Problem statement: Check each line of the listing, and copy it if it contains the word "Skin".

Material provided:
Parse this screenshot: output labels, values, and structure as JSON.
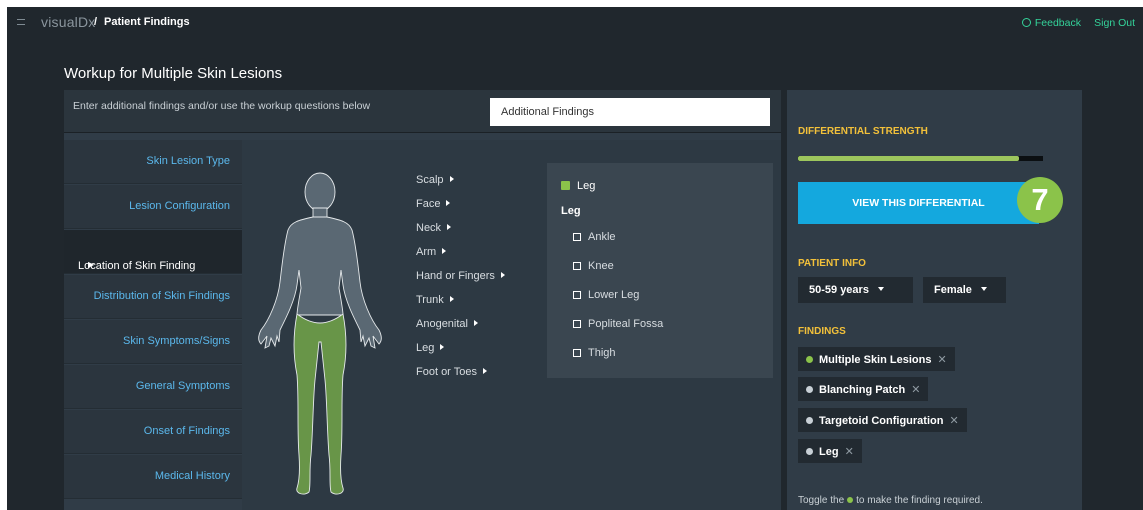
{
  "header": {
    "logo": "visualDx",
    "separator": "/",
    "breadcrumb": "Patient Findings",
    "feedback_label": "Feedback",
    "signout_label": "Sign Out"
  },
  "page_title": "Workup for Multiple Skin Lesions",
  "workup": {
    "prompt": "Enter additional findings and/or use the workup questions below",
    "search_placeholder": "Additional Findings",
    "nav": [
      {
        "label": "Skin Lesion Type"
      },
      {
        "label": "Lesion Configuration"
      },
      {
        "label": "Location of Skin Finding",
        "active": true
      },
      {
        "label": "Distribution of Skin Findings"
      },
      {
        "label": "Skin Symptoms/Signs"
      },
      {
        "label": "General Symptoms"
      },
      {
        "label": "Onset of Findings"
      },
      {
        "label": "Medical History"
      }
    ],
    "regions": [
      "Scalp",
      "Face",
      "Neck",
      "Arm",
      "Hand or Fingers",
      "Trunk",
      "Anogenital",
      "Leg",
      "Foot or Toes"
    ],
    "subpanel": {
      "checked_label": "Leg",
      "title": "Leg",
      "options": [
        "Ankle",
        "Knee",
        "Lower Leg",
        "Popliteal Fossa",
        "Thigh"
      ]
    }
  },
  "right_panel": {
    "differential_label": "DIFFERENTIAL STRENGTH",
    "strength_fraction": 0.9,
    "view_button": "VIEW THIS DIFFERENTIAL",
    "badge": "7",
    "patient_info_label": "PATIENT INFO",
    "age": "50-59 years",
    "sex": "Female",
    "findings_label": "FINDINGS",
    "findings": [
      {
        "label": "Multiple Skin Lesions",
        "required": true
      },
      {
        "label": "Blanching Patch",
        "required": false
      },
      {
        "label": "Targetoid Configuration",
        "required": false
      },
      {
        "label": "Leg",
        "required": false
      }
    ],
    "toggle_note_pre": "Toggle the",
    "toggle_note_post": "to make the finding required."
  },
  "colors": {
    "accent_green": "#8bc34a",
    "link_blue": "#5bb8ec",
    "label_gold": "#f3c13a",
    "button_blue": "#14a8de",
    "feedback_green": "#34d39a"
  }
}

Result:
  "page_title": "Workup for Multiple Skin Lesions",
        "label": "Skin Lesion Type"
        "label": "Location of Skin Finding",
        "label": "Distribution of Skin Findings"
        "label": "Skin Symptoms/Signs"
        "label": "Multiple Skin Lesions",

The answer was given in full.